Today, we’re going to go over some tips on the accredited side of online startup investing.
Tip No. 1: Don’t share information about deals. On accredited sites like AngelList, all of the deals are considered private. And if the syndicate finds out you’re sharing deal details with others, you could be removed from the platform and even banned. After the deal is complete, you can say you invested in the company, but you can’t share details about its traction or the terms of the deal.
So don’t forward deal invites to friends or post about them on social media. If you want to invite a friend to a deal, ask the syndicate lead if it’s okay first.
This is very different from equity crowdfunding sites like Wefunder, where all deal details are public.
Tip No. 2: If you’re investing in startups whose founders you met personally (offline), you’ll probably want to pass on at least 95% of those deals. You’ll have to get very comfortable saying no. This isn’t easy for most people. And that’s one of the primary reasons I recommend most people start out investing on quality online platforms such as AngelList.
You can invest in a higher percentage of early-stage deals on a site like AngelList, where all the deals are selected by successful angel investors. My investment rate on AngelList is around 12% (meaning I invest in approximately 1 in 9 deals I am invited to). In my favorite syndicates, I invest in as many as 20% of the syndicate lead’s deals.
However, I am rather choosy. You could easily invest in a higher percentage than I do. If you don’t think that you have a good sense about which deals are “good” yet, then it’s actually okay to invest in every deal at first, as long as you’re in a quality syndicate and can risk the money.
Tip No. 3: Offer to help startups.
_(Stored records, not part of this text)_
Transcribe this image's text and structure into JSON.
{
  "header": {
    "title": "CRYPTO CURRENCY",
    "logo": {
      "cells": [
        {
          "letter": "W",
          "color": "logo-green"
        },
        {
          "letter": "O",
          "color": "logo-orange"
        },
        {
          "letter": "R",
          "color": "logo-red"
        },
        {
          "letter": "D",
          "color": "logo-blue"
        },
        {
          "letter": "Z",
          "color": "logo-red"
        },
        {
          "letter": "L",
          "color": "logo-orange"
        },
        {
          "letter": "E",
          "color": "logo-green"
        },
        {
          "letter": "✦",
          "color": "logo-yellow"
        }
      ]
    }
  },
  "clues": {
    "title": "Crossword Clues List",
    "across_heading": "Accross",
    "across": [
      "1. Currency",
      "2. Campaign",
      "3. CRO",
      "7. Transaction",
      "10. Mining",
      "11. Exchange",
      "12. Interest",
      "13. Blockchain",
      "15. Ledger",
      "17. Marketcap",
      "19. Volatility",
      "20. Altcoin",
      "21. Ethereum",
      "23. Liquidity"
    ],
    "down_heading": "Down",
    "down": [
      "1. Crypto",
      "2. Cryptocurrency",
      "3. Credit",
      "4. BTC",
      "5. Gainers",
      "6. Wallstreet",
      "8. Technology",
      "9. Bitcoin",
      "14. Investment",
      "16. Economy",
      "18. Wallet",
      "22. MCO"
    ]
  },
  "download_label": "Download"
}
Almost all of us have some skills we can contribute to early-stage investments. When you’re applying to a syndicate on AngelList, you should always list ways that you are willing to help. If you have a professional skill that is valuable, offer it up. It can also be as simple as offering to test products or offering advice based on your own business experience.
Helping is a big theme in the early-stage investing world. People like to invest alongside other helpful people. In the early stages, a helpful group of investors can go a very long way. This is one of the most unique aspects of early-stage investing – and one of my favorites. We can all actually have an impact on the outcome of our investments. This is very unlike investing in large stocks, where the companies are so big that your personal efforts could never make a dent.
Tip No. 4: Fill out your profile completely on AngelList. Add as much detail as possible. When you’re applying to join syndicates, the lead investor will carefully examine your profile. Make sure that they like what they see. Be honest and thorough in your description of your work experience.
If you’ve started any businesses, be sure to cover that completely. Having entrepreneurial experience is a huge deal in the startup investing world. No matter what area your experience is in, other investors will respect that you’ve been a founder yourself.
Tip No. 5: Have fun. Startup investing should be fun and exciting. It may take some investors a while to realize this, but I promise it’s true. There’s nothing more rewarding than investing in an early-stage company and watching it blossom into a mature and fast-growing company.
So don’t take things too seriously. This isn’t stock market investing, and you can’t look at it like a science. If you strike out on an early-stage investment, don’t beat yourself up. You took a chance, and it didn’t work out. That’s okay. Everyone misses occasionally at the early stages. We expect that going in.
So try to relax, have fun and find some great investments.